» **Problem**: Copy out the data that follows exactly, leaving out no line.

Dataset rows for apps and sites
⁂

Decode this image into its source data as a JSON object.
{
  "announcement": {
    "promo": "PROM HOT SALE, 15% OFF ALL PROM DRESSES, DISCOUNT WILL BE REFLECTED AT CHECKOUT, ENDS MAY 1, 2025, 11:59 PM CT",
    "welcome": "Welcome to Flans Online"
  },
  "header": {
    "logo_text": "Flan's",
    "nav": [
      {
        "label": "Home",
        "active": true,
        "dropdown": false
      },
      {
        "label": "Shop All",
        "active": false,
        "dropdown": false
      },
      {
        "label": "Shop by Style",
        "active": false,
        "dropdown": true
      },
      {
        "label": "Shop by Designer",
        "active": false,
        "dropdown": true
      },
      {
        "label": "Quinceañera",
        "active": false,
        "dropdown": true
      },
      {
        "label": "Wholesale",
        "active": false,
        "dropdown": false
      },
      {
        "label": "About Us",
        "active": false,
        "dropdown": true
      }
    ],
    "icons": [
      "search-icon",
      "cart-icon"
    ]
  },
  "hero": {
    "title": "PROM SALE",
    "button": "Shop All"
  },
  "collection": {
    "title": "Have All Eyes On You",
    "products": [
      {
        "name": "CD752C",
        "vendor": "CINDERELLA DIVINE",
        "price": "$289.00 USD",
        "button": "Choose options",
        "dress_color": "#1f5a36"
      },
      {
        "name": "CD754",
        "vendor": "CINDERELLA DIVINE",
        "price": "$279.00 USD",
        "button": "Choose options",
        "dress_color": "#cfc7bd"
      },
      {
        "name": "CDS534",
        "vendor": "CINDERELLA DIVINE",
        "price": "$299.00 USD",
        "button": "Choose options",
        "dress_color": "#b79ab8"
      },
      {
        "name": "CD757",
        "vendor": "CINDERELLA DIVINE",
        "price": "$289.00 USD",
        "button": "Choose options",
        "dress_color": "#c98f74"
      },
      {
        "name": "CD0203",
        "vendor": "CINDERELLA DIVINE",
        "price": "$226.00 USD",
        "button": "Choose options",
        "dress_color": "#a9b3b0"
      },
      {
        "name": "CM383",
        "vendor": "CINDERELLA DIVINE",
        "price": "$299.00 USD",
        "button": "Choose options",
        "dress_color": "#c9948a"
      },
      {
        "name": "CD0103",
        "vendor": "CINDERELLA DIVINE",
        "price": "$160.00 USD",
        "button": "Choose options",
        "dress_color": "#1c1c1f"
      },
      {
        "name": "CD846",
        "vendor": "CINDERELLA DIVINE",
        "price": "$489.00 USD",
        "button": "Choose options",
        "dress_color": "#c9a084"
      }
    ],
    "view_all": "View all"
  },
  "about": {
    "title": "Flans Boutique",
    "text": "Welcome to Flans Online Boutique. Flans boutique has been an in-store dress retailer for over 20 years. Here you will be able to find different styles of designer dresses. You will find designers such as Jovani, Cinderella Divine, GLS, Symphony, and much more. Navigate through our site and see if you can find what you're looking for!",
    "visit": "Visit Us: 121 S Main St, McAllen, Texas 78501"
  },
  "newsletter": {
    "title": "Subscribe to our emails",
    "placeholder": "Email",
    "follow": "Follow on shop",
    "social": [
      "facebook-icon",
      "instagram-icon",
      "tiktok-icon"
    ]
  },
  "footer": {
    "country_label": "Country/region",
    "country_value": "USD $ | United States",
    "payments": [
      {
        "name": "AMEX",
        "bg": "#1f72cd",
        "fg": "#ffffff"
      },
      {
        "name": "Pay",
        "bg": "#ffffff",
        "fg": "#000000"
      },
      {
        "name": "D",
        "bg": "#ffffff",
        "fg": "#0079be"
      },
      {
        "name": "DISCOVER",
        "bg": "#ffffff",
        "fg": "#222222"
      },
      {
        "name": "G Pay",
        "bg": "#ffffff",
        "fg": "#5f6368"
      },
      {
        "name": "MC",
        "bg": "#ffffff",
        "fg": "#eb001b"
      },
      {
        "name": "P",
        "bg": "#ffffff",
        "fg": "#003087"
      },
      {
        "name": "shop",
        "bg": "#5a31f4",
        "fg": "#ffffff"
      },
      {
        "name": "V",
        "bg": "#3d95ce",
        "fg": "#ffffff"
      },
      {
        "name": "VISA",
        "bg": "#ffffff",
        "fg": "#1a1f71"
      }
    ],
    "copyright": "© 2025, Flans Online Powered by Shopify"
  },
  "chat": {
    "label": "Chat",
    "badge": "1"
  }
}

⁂

» **Expected output**:
Decode this image into its source data as a JSON object.
{
  "announcement": {
    "promo": "PROM HOT SALE, 15% OFF ALL PROM DRESSES, DISCOUNT WILL BE REFLECTED AT CHECKOUT, ENDS MAY 1, 2025, 11:59 PM CT",
    "welcome": "Welcome to Flans Online"
  },
  "header": {
    "logo_text": "Flan's",
    "nav": [
      {
        "label": "Home",
        "active": true,
        "dropdown": false
      },
      {
        "label": "Shop All",
        "active": false,
        "dropdown": false
      },
      {
        "label": "Shop by Style",
        "active": false,
        "dropdown": true
      },
      {
        "label": "Shop by Designer",
        "active": false,
        "dropdown": true
      },
      {
        "label": "Quinceañera",
        "active": false,
        "dropdown": true
      },
      {
        "label": "Wholesale",
        "active": false,
        "dropdown": false
      },
      {
        "label": "About Us",
        "active": false,
        "dropdown": true
      }
    ],
    "icons": [
      "search-icon",
      "cart-icon"
    ]
  },
  "hero": {
    "title": "PROM SALE",
    "button": "Shop All"
  },
  "collection": {
    "title": "Have All Eyes On You",
    "products": [
      {
        "name": "CD752C",
        "vendor": "CINDERELLA DIVINE",
        "price": "$289.00 USD",
        "button": "Choose options",
        "dress_color": "#1f5a36"
      },
      {
        "name": "CD754",
        "vendor": "CINDERELLA DIVINE",
        "price": "$279.00 USD",
        "button": "Choose options",
        "dress_color": "#cfc7bd"
      },
      {
        "name": "CDS534",
        "vendor": "CINDERELLA DIVINE",
        "price": "$299.00 USD",
        "button": "Choose options",
        "dress_color": "#b79ab8"
      },
      {
        "name": "CD757",
        "vendor": "CINDERELLA DIVINE",
        "price": "$289.00 USD",
        "button": "Choose options",
        "dress_color": "#c98f74"
      },
      {
        "name": "CD0203",
        "vendor": "CINDERELLA DIVINE",
        "price": "$226.00 USD",
        "button": "Choose options",
        "dress_color": "#a9b3b0"
      },
      {
        "name": "CM383",
        "vendor": "CINDERELLA DIVINE",
        "price": "$299.00 USD",
        "button": "Choose options",
        "dress_color": "#c9948a"
      },
      {
        "name": "CD0103",
        "vendor": "CINDERELLA DIVINE",
        "price": "$160.00 USD",
        "button": "Choose options",
        "dress_color": "#1c1c1f"
      },
      {
        "name": "CD846",
        "vendor": "CINDERELLA DIVINE",
        "price": "$489.00 USD",
        "button": "Choose options",
        "dress_color": "#c9a084"
      }
    ],
    "view_all": "View all"
  },
  "about": {
    "title": "Flans Boutique",
    "text": "Welcome to Flans Online Boutique. Flans boutique has been an in-store dress retailer for over 20 years. Here you will be able to find different styles of designer dresses. You will find designers such as Jovani, Cinderella Divine, GLS, Symphony, and much more. Navigate through our site and see if you can find what you're looking for!",
    "visit": "Visit Us: 121 S Main St, McAllen, Texas 78501"
  },
  "newsletter": {
    "title": "Subscribe to our emails",
    "placeholder": "Email",
    "follow": "Follow on shop",
    "social": [
      "facebook-icon",
      "instagram-icon",
      "tiktok-icon"
    ]
  },
  "footer": {
    "country_label": "Country/region",
    "country_value": "USD $ | United States",
    "payments": [
      {
        "name": "AMEX",
        "bg": "#1f72cd",
        "fg": "#ffffff"
      },
      {
        "name": "Pay",
        "bg": "#ffffff",
        "fg": "#000000"
      },
      {
        "name": "D",
        "bg": "#ffffff",
        "fg": "#0079be"
      },
      {
        "name": "DISCOVER",
        "bg": "#ffffff",
        "fg": "#222222"
      },
      {
        "name": "G Pay",
        "bg": "#ffffff",
        "fg": "#5f6368"
      },
      {
        "name": "MC",
        "bg": "#ffffff",
        "fg": "#eb001b"
      },
      {
        "name": "P",
        "bg": "#ffffff",
        "fg": "#003087"
      },
      {
        "name": "shop",
        "bg": "#5a31f4",
        "fg": "#ffffff"
      },
      {
        "name": "V",
        "bg": "#3d95ce",
        "fg": "#ffffff"
      },
      {
        "name": "VISA",
        "bg": "#ffffff",
        "fg": "#1a1f71"
      }
    ],
    "copyright": "© 2025, Flans Online Powered by Shopify"
  },
  "chat": {
    "label": "Chat",
    "badge": "1"
  }
}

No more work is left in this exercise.